Malignant transformation of a viral papilloma in a dog

The following are histopathology (H&E) sections of a solitary, exophytic papilliform skin mass that was surgically resected from the dorsum of a 1-year-old male Labrador Retriever.

Fig 1. Subgross view of the H&E section of the exophytic cutaneous mass. Most of the mass consists of papillomatous fronds of squamous epithelium associated with marked hyperkeratosis. If you look at the base of the mass however, you will see nests of squamous cells infiltrating the dermis (black arrow).
Fig 2. Close-up view of the solid nests of neoplastic squamous cells infiltrating the dermis (as indicated by the black arrow in Fig 1) and associated with a desmoplastic (fibrous) response (H&E, x100).
Fig 3. Close-up view of the more superficial component of the papillomatous mass. Cytopathic effects consistent with a viral aetiology in this case include hypergranulosis (increased/clumping of basophilic keratohyaline granules) and koilocytosis in which altered keratinocytes contain clear cytoplasm and pyknotic nuclei (blue arrow).

Final Diagnosis

Squamous cell carcinoma (ex-viral papilloma)

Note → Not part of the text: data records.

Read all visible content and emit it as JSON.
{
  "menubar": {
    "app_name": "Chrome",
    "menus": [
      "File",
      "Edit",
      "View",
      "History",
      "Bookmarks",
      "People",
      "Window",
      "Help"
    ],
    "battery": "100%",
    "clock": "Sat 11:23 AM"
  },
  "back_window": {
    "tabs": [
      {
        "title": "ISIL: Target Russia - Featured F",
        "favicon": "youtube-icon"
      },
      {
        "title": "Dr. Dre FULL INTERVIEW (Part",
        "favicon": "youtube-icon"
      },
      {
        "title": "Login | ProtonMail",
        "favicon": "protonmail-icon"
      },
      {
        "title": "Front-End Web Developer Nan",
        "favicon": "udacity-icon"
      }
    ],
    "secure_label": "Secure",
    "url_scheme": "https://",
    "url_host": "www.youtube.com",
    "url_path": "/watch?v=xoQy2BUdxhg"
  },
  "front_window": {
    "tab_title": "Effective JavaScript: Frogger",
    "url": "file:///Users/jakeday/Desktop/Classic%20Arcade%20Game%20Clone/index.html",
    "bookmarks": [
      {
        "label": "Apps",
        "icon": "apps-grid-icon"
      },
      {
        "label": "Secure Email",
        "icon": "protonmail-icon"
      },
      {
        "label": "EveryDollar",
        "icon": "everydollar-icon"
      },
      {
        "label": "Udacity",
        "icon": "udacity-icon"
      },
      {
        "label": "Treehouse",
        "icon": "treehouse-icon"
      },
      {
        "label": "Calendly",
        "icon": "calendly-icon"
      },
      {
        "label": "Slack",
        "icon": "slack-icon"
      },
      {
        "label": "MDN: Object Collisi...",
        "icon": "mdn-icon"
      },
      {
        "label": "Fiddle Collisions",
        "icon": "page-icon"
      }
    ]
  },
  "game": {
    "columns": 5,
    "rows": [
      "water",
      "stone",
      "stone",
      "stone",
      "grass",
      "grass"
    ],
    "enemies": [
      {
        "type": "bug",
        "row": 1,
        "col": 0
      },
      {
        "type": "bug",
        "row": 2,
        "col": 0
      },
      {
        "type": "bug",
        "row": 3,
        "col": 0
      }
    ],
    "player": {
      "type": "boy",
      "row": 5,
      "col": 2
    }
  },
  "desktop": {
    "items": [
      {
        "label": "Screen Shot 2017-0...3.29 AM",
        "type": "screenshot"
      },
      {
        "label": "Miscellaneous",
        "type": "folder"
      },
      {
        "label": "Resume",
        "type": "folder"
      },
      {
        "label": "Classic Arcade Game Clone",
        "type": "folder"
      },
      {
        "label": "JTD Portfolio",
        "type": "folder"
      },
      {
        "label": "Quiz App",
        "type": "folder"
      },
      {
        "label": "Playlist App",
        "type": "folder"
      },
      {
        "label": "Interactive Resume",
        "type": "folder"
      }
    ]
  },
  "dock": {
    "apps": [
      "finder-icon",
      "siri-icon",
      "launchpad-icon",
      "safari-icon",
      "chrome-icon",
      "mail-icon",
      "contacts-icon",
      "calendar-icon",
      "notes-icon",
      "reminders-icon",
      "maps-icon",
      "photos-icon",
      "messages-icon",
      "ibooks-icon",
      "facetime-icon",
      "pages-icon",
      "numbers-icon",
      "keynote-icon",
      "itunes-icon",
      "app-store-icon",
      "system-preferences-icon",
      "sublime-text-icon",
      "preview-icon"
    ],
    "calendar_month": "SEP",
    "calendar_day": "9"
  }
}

Cutaneous viral papillomas in dogs usually occur in dogs under two years of age and are caused by a papillomavirus. The majority of these tumours undergo regression over a course of weeks to months. In rare cases, malignant transformation to a squamous cell carcinoma can occur. In this case, although the clinical appearance was typical of a benign papilloma, the presence of invasive nests of squamous cells at the base of the tumour indicates malignant transformation. From a practical point of view, biopsy specimens of papillomatous lesions should therefore ideally include a deep margin so that this can be properly examined for any evidence of invasive behaviour/malignancy.